Chiya Anafarang, owner of Nanua Goat Farm, shows off a gift set of personal care products derived from goat's milk under his Nanua Goat Farm brand.
Chiya Anafarang, owner of Nanua Goat Farm, shows off a gift set of personal care products derived from goat's milk under his Nanua Goat Farm brand.

Goat’s milk diversification paying off

Corporate September 23, 2017 01:00

By SOMLUCK SRIMALEE
THE NATION
PHUKET

CHAIYA Anafarang, 48, is the third generation of his family to earn a livelihood from producing goat’s milk and meat.



But over the past year his farming operation in Phuket has begun a transformation.

Since 2016, Chaiya’s family business has collaborated with the Phuket Pracha Rath Rak Samakkee Social Enterprise to make personal care products under a value-added approach that helped to push sales of this line under the brand Nanua Goat Farm to Bt65,000 last year.

“Previously, we sold only the goat’s milk and meat and that generate income of about Bt40,000 a month on average. When we were able to sell a kid, that would add to our average income by about Bt30,000 per kid,” Chaiya said in an interview with The Nation recently.

“But when the Phuket Pracha Rath Rak Samakee Social Enterprise visited our farm last year, it suggested that we use some of our goat’s milk to make personal care products such as soap, body lotion, hand lotion, shampoo and conditioner.

“It also helped us to design packaging for our products and to create our brand and find the market for us. We were able to sell 100 gift sets of products at Bt650 each last year. And this adds to the income that we get from our main business.”

With the initial success from the sale of the personal care products beginning last year, Chaiya managed to strike a deal with Central Festival Phuket to distribute his products at a Central Festival Phuket shop in the last quarter of this year. This is part of his efforts to double the sales growth for the personal care products this year, compared with the previous year.

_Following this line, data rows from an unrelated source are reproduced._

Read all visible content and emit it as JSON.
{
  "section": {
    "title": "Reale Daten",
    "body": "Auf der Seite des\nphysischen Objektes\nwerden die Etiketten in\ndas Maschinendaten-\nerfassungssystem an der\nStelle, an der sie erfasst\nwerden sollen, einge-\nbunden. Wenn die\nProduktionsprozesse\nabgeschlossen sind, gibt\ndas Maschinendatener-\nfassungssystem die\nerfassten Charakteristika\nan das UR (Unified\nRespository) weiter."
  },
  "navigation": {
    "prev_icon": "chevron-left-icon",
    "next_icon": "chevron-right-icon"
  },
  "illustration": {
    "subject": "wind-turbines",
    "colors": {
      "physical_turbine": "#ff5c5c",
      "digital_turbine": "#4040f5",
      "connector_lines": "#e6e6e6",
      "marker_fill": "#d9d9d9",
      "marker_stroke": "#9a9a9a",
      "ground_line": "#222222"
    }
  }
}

Chaiya said that although the personal care products were yet to significantly boost the family’s income, he was confident that in time they would have strong potential for growth. “We have learned how to create added value from our raw materials, such as the goat’s milk and meat. This generates profits for us and the challenge is for us to develop other new products to serve the demands of our customers,” he said.

Chaiya said he had joined up with the Phuket Pracha Rath Rak Sammakee Social Enterprise in order to research and develop new products based on the goat’s milk and meat, and to develop packaging with a more modern look that is in tune with customers’ lifestyles.

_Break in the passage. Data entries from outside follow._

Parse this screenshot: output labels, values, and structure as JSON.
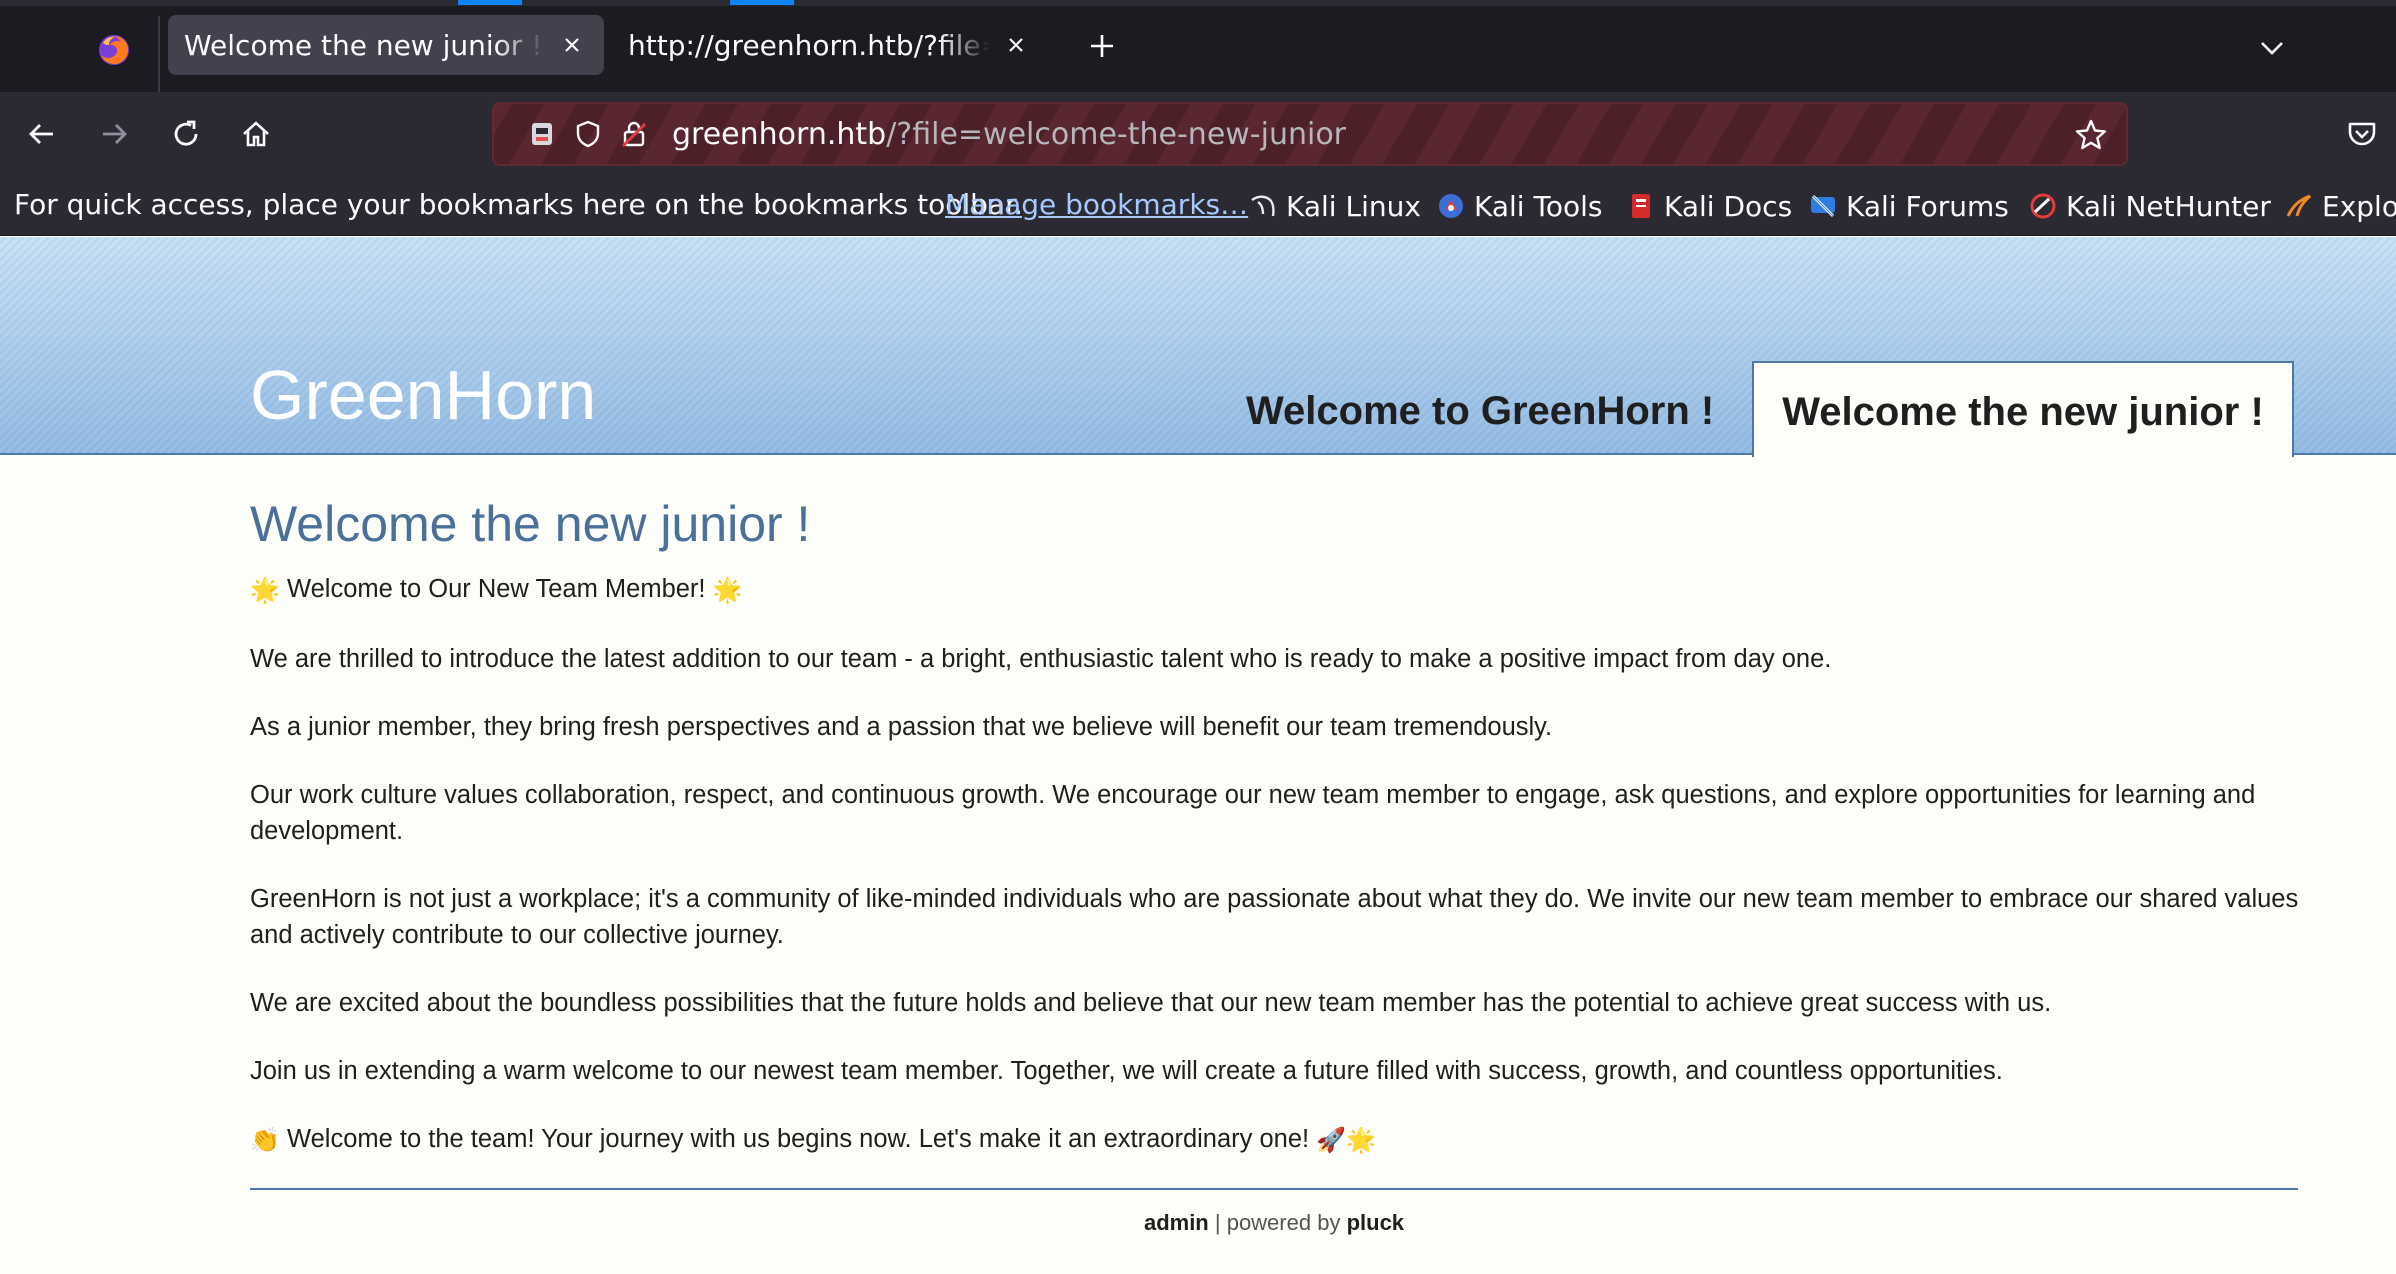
{
  "browser": {
    "tabs": [
      {
        "title": "Welcome the new junior ! - GreenHorn",
        "active": true
      },
      {
        "title": "http://greenhorn.htb/?file=welcome-the-new-junior",
        "active": false
      }
    ],
    "url_host": "greenhorn.htb",
    "url_path": "/?file=welcome-the-new-junior",
    "bookmarks_hint": "For quick access, place your bookmarks here on the bookmarks toolbar.",
    "manage_bookmarks": "Manage bookmarks…",
    "bookmarks": [
      {
        "label": "Kali Linux",
        "icon": "kali-dragon-icon"
      },
      {
        "label": "Kali Tools",
        "icon": "kali-tools-icon"
      },
      {
        "label": "Kali Docs",
        "icon": "kali-docs-icon"
      },
      {
        "label": "Kali Forums",
        "icon": "kali-forums-icon"
      },
      {
        "label": "Kali NetHunter",
        "icon": "kali-nethunter-icon"
      },
      {
        "label": "Explo",
        "icon": "exploit-db-icon"
      }
    ]
  },
  "site": {
    "title": "GreenHorn",
    "menu": [
      {
        "label": "Welcome to GreenHorn !",
        "active": false
      },
      {
        "label": "Welcome the new junior !",
        "active": true
      }
    ]
  },
  "article": {
    "heading": "Welcome the new junior !",
    "intro": "Welcome to Our New Team Member!",
    "paragraphs": [
      "We are thrilled to introduce the latest addition to our team - a bright, enthusiastic talent who is ready to make a positive impact from day one.",
      "As a junior member, they bring fresh perspectives and a passion that we believe will benefit our team tremendously.",
      "Our work culture values collaboration, respect, and continuous growth. We encourage our new team member to engage, ask questions, and explore opportunities for learning and development.",
      "GreenHorn is not just a workplace; it's a community of like-minded individuals who are passionate about what they do. We invite our new team member to embrace our shared values and actively contribute to our collective journey.",
      "We are excited about the boundless possibilities that the future holds and believe that our new team member has the potential to achieve great success with us.",
      "Join us in extending a warm welcome to our newest team member. Together, we will create a future filled with success, growth, and countless opportunities."
    ],
    "closing": "Welcome to the team! Your journey with us begins now. Let's make it an extraordinary one!"
  },
  "footer": {
    "admin_link": "admin",
    "separator": "| powered by",
    "cms_link": "pluck"
  }
}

“I cannot to do everything on my own as I only a farmer,” Chaiya said. “I do not have knowledge about the technology and innovations required to produce value-added products from our raw materials, the goat’s milk and meat. 

“When the Phuket Pracha Rath Rak Samakee Social Enterprise linked up with us last year, that helped us to create more value-added products and also to help us with the packaging and to find the distribution channels for our products.

“This cooperation has helped me to improve my situation from being a farmer selling raw materials only to now become an entrepreneur with more business channels that will improve our income over the long term.”